» **WHAT THE TASK REQUIRES**
Return every line from the records below in which the word "title" is found.

» **DATASET**
————

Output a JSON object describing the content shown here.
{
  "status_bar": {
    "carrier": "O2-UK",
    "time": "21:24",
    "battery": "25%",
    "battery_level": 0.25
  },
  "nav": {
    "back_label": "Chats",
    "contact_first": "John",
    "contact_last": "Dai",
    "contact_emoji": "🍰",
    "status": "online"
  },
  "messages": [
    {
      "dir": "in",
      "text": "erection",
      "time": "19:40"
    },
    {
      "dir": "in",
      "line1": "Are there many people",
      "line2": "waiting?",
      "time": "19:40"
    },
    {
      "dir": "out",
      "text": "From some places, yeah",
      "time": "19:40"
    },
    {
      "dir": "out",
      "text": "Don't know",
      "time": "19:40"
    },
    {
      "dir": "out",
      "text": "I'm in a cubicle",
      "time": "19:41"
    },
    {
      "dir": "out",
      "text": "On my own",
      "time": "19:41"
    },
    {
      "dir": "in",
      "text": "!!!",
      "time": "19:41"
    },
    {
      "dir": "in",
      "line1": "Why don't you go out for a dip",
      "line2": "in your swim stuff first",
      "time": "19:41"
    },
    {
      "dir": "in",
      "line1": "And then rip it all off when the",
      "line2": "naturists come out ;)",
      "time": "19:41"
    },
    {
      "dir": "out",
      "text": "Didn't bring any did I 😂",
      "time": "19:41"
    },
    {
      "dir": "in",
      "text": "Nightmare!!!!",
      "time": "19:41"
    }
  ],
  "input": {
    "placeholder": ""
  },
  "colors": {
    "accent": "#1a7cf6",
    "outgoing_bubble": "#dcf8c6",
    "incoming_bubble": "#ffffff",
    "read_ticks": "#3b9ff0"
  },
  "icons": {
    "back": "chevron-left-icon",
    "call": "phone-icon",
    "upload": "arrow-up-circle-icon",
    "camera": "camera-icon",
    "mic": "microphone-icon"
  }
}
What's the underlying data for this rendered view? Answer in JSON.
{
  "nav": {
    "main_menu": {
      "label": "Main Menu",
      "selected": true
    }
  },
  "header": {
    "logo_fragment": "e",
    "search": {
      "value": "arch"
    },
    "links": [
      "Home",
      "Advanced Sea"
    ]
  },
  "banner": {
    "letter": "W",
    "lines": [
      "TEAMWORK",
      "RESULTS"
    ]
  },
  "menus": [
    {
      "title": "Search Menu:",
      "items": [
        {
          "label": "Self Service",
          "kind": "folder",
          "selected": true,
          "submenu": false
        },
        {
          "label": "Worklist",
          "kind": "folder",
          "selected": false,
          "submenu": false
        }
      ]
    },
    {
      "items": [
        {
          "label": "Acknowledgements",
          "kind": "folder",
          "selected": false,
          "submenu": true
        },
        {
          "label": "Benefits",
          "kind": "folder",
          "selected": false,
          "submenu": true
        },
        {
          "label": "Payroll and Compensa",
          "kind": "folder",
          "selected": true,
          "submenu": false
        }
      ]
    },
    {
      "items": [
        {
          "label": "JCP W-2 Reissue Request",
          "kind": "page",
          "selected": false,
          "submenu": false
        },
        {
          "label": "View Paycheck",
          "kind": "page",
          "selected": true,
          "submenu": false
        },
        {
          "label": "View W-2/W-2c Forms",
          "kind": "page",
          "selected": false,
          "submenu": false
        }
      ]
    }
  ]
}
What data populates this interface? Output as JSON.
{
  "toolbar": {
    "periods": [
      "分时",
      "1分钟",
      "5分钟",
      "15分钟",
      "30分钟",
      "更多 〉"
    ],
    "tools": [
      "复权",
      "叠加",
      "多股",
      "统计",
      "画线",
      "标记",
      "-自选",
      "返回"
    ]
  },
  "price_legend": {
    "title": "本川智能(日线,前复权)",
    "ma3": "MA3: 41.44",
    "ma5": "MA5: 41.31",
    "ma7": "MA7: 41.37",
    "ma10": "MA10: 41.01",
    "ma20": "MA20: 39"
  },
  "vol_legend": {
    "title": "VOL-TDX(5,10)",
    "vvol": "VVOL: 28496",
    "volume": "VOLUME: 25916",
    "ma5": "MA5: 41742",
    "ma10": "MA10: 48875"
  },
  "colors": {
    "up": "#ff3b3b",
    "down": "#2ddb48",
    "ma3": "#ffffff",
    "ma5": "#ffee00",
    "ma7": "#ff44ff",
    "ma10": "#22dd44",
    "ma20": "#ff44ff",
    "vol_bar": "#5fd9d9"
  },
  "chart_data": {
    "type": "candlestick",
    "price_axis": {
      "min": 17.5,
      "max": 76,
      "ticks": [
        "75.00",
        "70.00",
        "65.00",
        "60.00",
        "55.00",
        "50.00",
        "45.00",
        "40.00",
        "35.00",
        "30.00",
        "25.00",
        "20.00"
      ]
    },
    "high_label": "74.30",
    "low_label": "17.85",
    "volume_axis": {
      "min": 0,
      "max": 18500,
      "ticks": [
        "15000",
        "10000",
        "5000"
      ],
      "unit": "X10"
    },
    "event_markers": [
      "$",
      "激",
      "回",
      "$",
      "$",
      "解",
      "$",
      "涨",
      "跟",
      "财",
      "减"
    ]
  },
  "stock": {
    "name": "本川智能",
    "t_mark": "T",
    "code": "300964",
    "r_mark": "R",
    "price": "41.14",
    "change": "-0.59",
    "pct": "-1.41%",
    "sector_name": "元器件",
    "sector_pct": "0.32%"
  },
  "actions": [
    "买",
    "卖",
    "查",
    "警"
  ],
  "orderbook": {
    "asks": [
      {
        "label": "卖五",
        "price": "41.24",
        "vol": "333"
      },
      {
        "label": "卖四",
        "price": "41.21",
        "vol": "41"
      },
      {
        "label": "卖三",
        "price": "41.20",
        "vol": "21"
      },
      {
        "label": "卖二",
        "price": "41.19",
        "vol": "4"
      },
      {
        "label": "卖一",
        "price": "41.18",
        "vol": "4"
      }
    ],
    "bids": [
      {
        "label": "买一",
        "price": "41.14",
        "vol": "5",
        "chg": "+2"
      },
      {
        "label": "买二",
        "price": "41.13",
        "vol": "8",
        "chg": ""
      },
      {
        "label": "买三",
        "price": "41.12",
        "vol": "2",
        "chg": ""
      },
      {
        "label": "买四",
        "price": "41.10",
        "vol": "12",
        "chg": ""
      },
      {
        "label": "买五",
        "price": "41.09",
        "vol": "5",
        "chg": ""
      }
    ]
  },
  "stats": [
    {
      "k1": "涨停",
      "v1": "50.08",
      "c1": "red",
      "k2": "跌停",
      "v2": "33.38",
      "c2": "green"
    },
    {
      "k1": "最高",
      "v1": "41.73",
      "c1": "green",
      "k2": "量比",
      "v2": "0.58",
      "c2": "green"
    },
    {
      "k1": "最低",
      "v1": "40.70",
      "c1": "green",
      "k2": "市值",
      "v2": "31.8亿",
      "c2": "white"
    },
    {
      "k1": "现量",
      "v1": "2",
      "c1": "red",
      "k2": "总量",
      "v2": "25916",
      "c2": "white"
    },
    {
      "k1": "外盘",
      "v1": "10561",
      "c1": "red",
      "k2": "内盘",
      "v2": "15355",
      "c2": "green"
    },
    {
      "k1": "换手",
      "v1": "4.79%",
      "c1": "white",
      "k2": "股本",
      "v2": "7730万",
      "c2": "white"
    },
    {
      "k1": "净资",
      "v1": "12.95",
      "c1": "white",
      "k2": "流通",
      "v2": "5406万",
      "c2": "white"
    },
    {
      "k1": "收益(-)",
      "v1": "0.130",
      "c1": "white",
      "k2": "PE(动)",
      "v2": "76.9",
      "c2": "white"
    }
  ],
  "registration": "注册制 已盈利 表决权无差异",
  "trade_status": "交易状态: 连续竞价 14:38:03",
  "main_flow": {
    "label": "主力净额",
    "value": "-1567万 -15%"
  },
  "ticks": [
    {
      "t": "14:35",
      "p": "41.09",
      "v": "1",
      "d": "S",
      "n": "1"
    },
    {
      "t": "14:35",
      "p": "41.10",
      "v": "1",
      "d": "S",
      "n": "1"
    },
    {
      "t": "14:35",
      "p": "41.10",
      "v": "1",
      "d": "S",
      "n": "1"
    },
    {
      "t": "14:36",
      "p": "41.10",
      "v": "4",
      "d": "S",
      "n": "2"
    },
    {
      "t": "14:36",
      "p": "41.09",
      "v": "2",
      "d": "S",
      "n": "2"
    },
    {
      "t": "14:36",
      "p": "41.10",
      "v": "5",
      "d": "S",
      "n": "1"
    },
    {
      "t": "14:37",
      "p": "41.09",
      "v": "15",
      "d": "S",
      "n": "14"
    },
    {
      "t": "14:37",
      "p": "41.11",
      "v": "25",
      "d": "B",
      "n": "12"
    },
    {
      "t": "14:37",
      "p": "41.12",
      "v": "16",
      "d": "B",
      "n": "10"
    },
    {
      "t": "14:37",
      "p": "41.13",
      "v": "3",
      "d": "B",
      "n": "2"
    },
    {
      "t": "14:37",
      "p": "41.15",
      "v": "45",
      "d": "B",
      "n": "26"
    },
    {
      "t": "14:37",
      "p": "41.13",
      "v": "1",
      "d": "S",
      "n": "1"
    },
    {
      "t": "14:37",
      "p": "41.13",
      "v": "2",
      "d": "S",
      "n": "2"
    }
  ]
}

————

» **SOLVED PROBLEM**
      "title": "Search Menu:",
    "title": "本川智能(日线,前复权)",
    "title": "VOL-TDX(5,10)",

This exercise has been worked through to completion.